In this first skills and techniques development module students will be introduced to skills and techniques and the means to identify a need and find the means and resources to develop what they need to fulfil their creative aims. The module will do this by the simple expedient of a plan to practice a skill regularly and to keep a log of this.
Students will learn how to utilise staff expertise and how-to sites on the web, and how to convene self help, skill sharing and support groups with other students. They will also be able to identify areas of general student interest and concern and negotiate with staff to deliver skills support or book workshops or short courses. Some skill development might be freestanding but much will also arise out of the demands of ongoing studio work.
- Module leader: Michael Szpakowski
The module Spatial Design considers ‘the void’, and the ‘space between’ as an approach to the design of gardens and landscapes a range of scales. The module appraises spatial theory and applies this thinking throughout the function, aesthetics and design intention within particular contexts and places. The module uses a combination of traditional and digital art and design practices and model making techniques as tools to analyse existing space and as methods to explore 3-dimensional and spatial design. Off-site visits and the College's extensive campus are explored to consider real space and time to support studio based learning.
- Module leader: Steven Terry
This module will introduce the working and thinking processes necessary for work in a creative studio context through practical projects backed up by guided research into, and examination of, the practice of other artists, both contemporary and historical. The work will be centered on three core themes in contemporary art and design: Identity and Portraiture; Remix and Appropriation; and Looking and Seeing. The emphasis will be on the enabling possibilities of these themes in order to gently introduce the student to a way of working which is led by the student’s own interests and concerns and by their developing artistic practice. The student led aspect of the module is supported by regular closely guided tasks that aim to: inculcate basic good working practice; monitor skill development; build confidence; and act as a starting point for student-led work.
The role of the tutor in this process is to advise and support the student and to guide them towards formulating objectives that are both ambitious and achievable and then asking the difficult question of whether they have fulfilled these.
This module will develop the working and thinking processes necessary for work in a creative studio context through practical projects backed up by guided research into, and examination of, the practice of other artists, both contemporary and historical. The work will be centered on two core themes in contemporary art and design: Landscape and the Environment and Meaning and Intention. The emphasis will be on the enabling possibilities of these themes in order to develop and broaden a practice led by the student’s own interests and concerns and by their developing artistic practice. The student led aspect of the module is supported by regular closely guided tasks that aim to: support and develop good working practice and student self-audited skill development to deepen confidence and to prepare students for a more independent process in the Studio Practice modules at level 5.

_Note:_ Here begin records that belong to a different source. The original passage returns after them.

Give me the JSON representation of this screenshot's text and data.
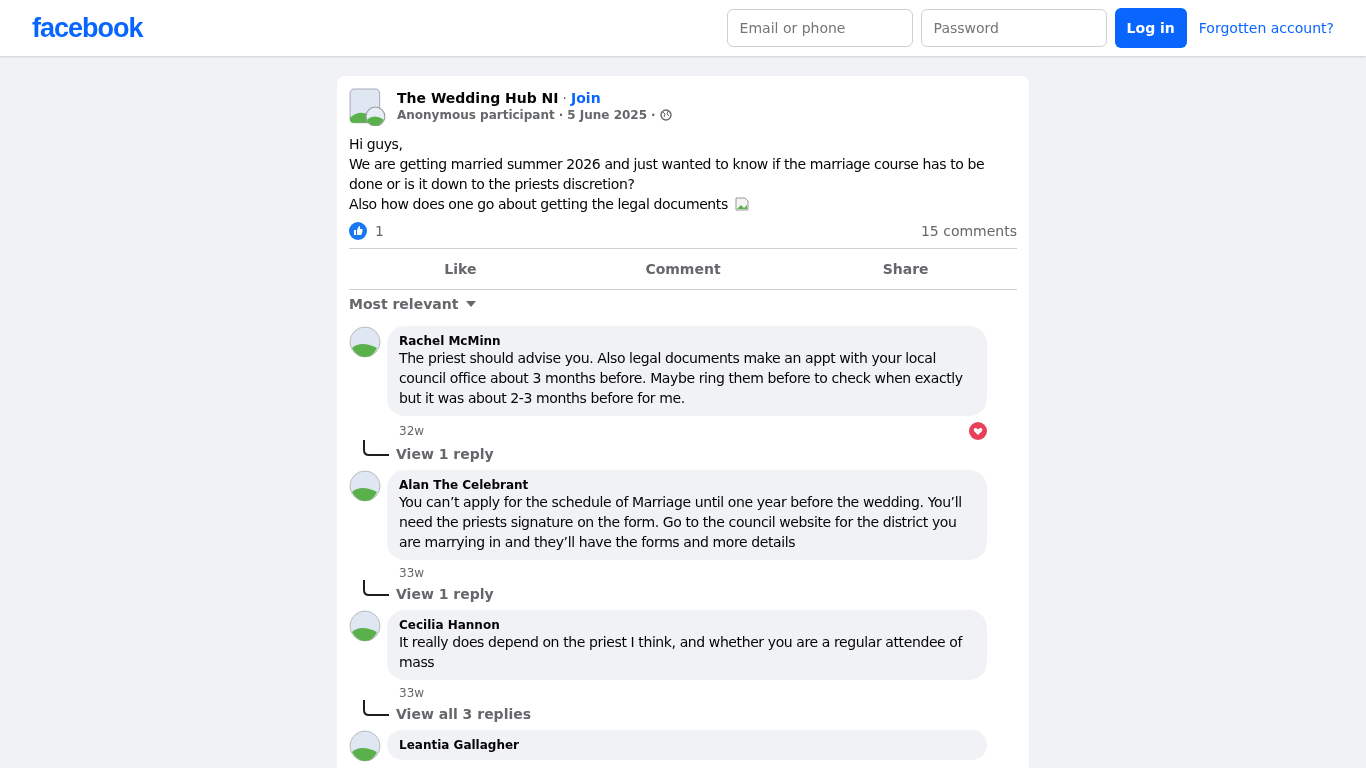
{
  "header": {
    "logo": "facebook",
    "email": {
      "placeholder": "Email or phone"
    },
    "password": {
      "placeholder": "Password"
    },
    "login": "Log in",
    "forgotten": "Forgotten account?"
  },
  "post": {
    "group": "The Wedding Hub NI",
    "join": "Join",
    "separator": "·",
    "author": "Anonymous participant",
    "date": "5 June 2025",
    "lines": [
      "Hi guys,",
      "We are getting married summer 2026 and just wanted to know if the marriage course has to be done or is it down to the priests discretion?",
      "Also how does one go about getting the legal documents"
    ],
    "likes": "1",
    "comments_count": "15 comments",
    "actions": [
      "Like",
      "Comment",
      "Share"
    ],
    "sort": "Most relevant",
    "comments": [
      {
        "name": "Rachel McMinn",
        "text": "The priest should advise you. Also legal documents make an appt with your local council office about 3 months before. Maybe ring them before to check when exactly but it was about 2-3 months before for me.",
        "time": "32w",
        "heart": true,
        "replies": "View 1 reply"
      },
      {
        "name": "Alan The Celebrant",
        "text": "You can’t apply for the schedule of Marriage until one year before the wedding. You’ll need the priests signature on the form. Go to the council website for the district you are marrying in and they’ll have the forms and more details",
        "time": "33w",
        "replies": "View 1 reply"
      },
      {
        "name": "Cecilia Hannon",
        "text": "It really does depend on the priest I think, and whether you are a regular attendee of mass",
        "time": "33w",
        "replies": "View all 3 replies"
      },
      {
        "name": "Leantia Gallagher"
      }
    ]
  }
}
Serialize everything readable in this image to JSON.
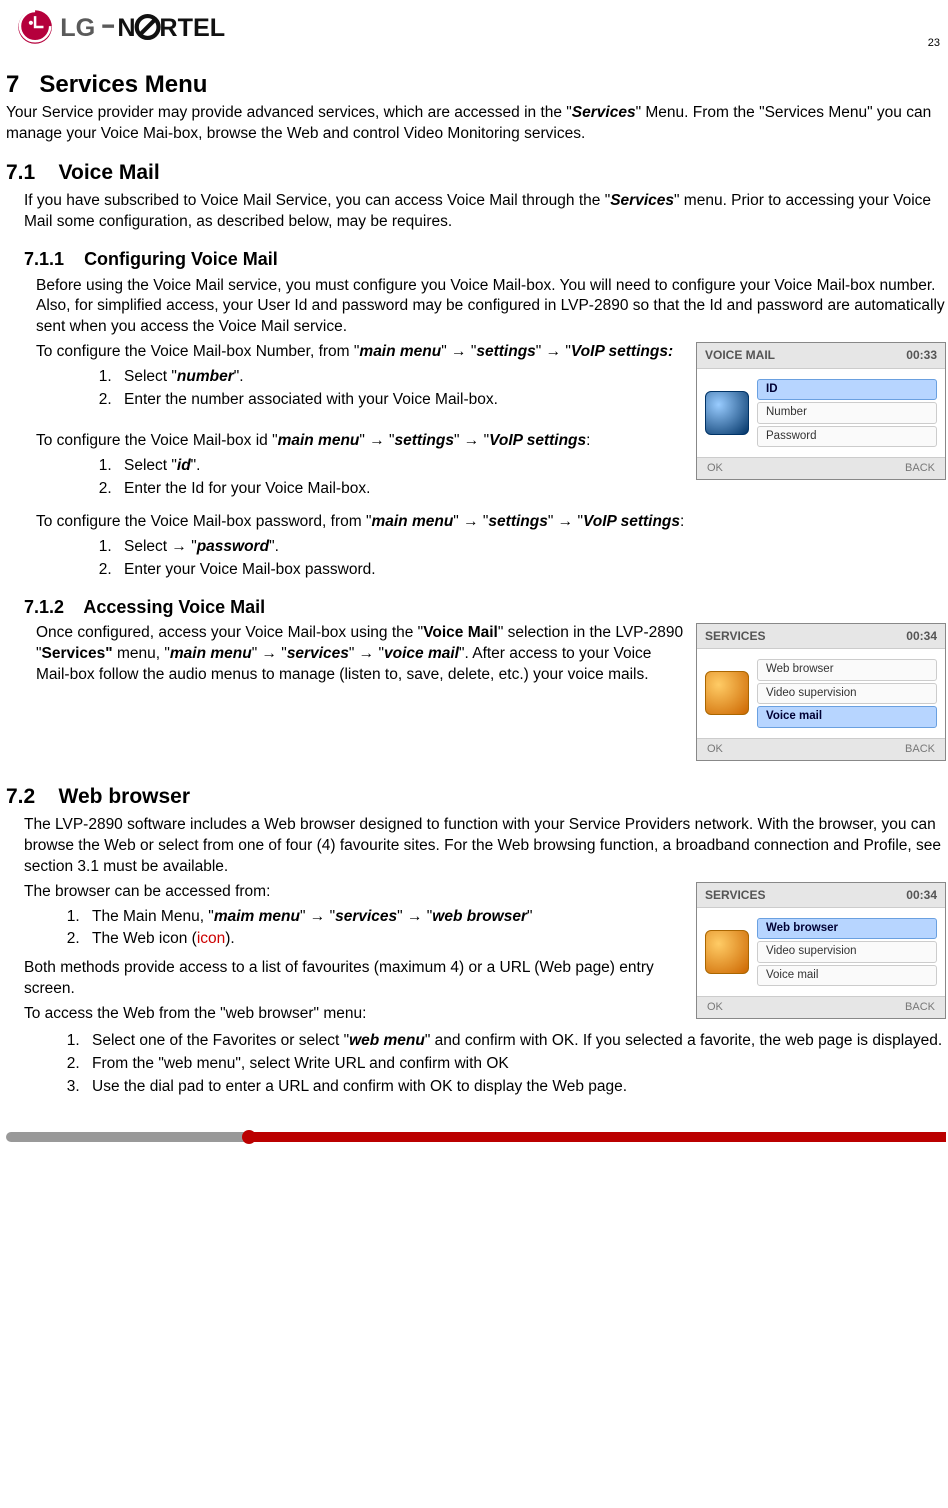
{
  "header": {
    "brand": "LG-NORTEL",
    "page": "23"
  },
  "h1": {
    "num": "7",
    "title": "Services Menu"
  },
  "intro": {
    "p1a": "Your Service provider may provide advanced services, which are accessed in the \"",
    "p1b": "Services",
    "p1c": "\" Menu.  From the \"Services Menu\" you can manage your Voice Mai-box, browse the Web and control Video Monitoring services."
  },
  "s71": {
    "num": "7.1",
    "title": "Voice Mail",
    "p1a": "If you have subscribed to Voice Mail Service, you can access Voice Mail through the \"",
    "p1b": "Services",
    "p1c": "\" menu.  Prior to accessing your Voice Mail some configuration, as described below, may be requires."
  },
  "s711": {
    "num": "7.1.1",
    "title": "Configuring Voice Mail",
    "p1": "Before using the Voice Mail service, you must configure you Voice Mail-box.  You will need to configure your Voice Mail-box number.  Also, for simplified access, your User Id and password may be configured in LVP-2890 so that the Id and password are automatically sent when you access the Voice Mail service.",
    "cfg_num": {
      "a": "To configure the Voice Mail-box Number, from \"",
      "b": "main menu",
      "c": "\" → \"",
      "d": "settings",
      "e": "\" → \"",
      "f": "VoIP settings:",
      "li1a": "Select \"",
      "li1b": "number",
      "li1c": "\".",
      "li2": "Enter the number associated with your Voice Mail-box."
    },
    "cfg_id": {
      "a": "To configure the Voice Mail-box id \"",
      "b": "main menu",
      "c": "\" → \"",
      "d": "settings",
      "e": "\" → \"",
      "f": "VoIP settings",
      "g": ":",
      "li1a": "Select \"",
      "li1b": "id",
      "li1c": "\".",
      "li2": "Enter the Id for your Voice Mail-box."
    },
    "cfg_pw": {
      "a": "To configure the Voice Mail-box password, from \"",
      "b": "main menu",
      "c": "\" → \"",
      "d": "settings",
      "e": "\" → \"",
      "f": "VoIP settings",
      "g": ":",
      "li1a": "Select → \"",
      "li1b": "password",
      "li1c": "\".",
      "li2": "Enter your Voice Mail-box password."
    }
  },
  "s712": {
    "num": "7.1.2",
    "title": "Accessing Voice Mail",
    "a": "Once configured, access your Voice Mail-box using the \"",
    "b": "Voice Mail",
    "c": "\" selection in the LVP-2890 \"",
    "d": "Services\"",
    "e": " menu, \"",
    "f": "main menu",
    "g": "\" → \"",
    "h": "services",
    "i": "\" → \"",
    "j": "voice mail",
    "k": "\".  After access to your Voice Mail-box follow the audio menus to manage (listen to, save, delete, etc.) your voice mails."
  },
  "s72": {
    "num": "7.2",
    "title": "Web browser",
    "p1": "The LVP-2890 software includes a Web browser designed to function with your Service Providers network.  With the browser, you can browse the Web or select from one of four (4) favourite sites.  For the Web browsing function, a broadband connection and Profile, see section 3.1 must be available.",
    "p2": "The browser can be accessed from:",
    "li1a": "The Main Menu, \"",
    "li1b": "maim menu",
    "li1c": "\" → \"",
    "li1d": "services",
    "li1e": "\" → \"",
    "li1f": "web browser",
    "li1g": "\"",
    "li2a": "The Web icon (",
    "li2b": "icon",
    "li2c": ").",
    "p3": "Both methods provide access to a list of favourites (maximum 4) or a URL (Web page) entry screen.",
    "p4": "To access the Web from the \"web browser\" menu:",
    "ol2_1a": "Select one of the Favorites or select \"",
    "ol2_1b": "web menu",
    "ol2_1c": "\" and confirm with OK.  If you selected a favorite, the web page is displayed.",
    "ol2_2": "From the \"web menu\", select Write URL and confirm with OK",
    "ol2_3": "Use the dial pad to enter a URL and confirm with OK to display the Web page."
  },
  "fig_vm": {
    "title": "VOICE MAIL",
    "time": "00:33",
    "items": [
      "ID",
      "Number",
      "Password"
    ],
    "sel": 0,
    "ok": "OK",
    "back": "BACK"
  },
  "fig_sv1": {
    "title": "SERVICES",
    "time": "00:34",
    "items": [
      "Web browser",
      "Video supervision",
      "Voice mail"
    ],
    "sel": 2,
    "ok": "OK",
    "back": "BACK"
  },
  "fig_sv2": {
    "title": "SERVICES",
    "time": "00:34",
    "items": [
      "Web browser",
      "Video supervision",
      "Voice mail"
    ],
    "sel": 0,
    "ok": "OK",
    "back": "BACK"
  }
}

This module introduces the essential skills needed for designers to successfully learn in Higher Education. It considers individual learning styles, time management, how to use the research effectively, academic writing and using the Harvard referencing system as used at Writtle College. Elements and techniques of visual communication, both hand drawn digital approaches are taught and include 2D and 3D visualisations in Photoshop and InDesign as well as colour rendering by hand. 2D AutoCAD skills are taught in the second semester and will be used in the second and third years of the course preparing students for working in the landscape architecture and garden design industry.
- Module leader: Dawn Parke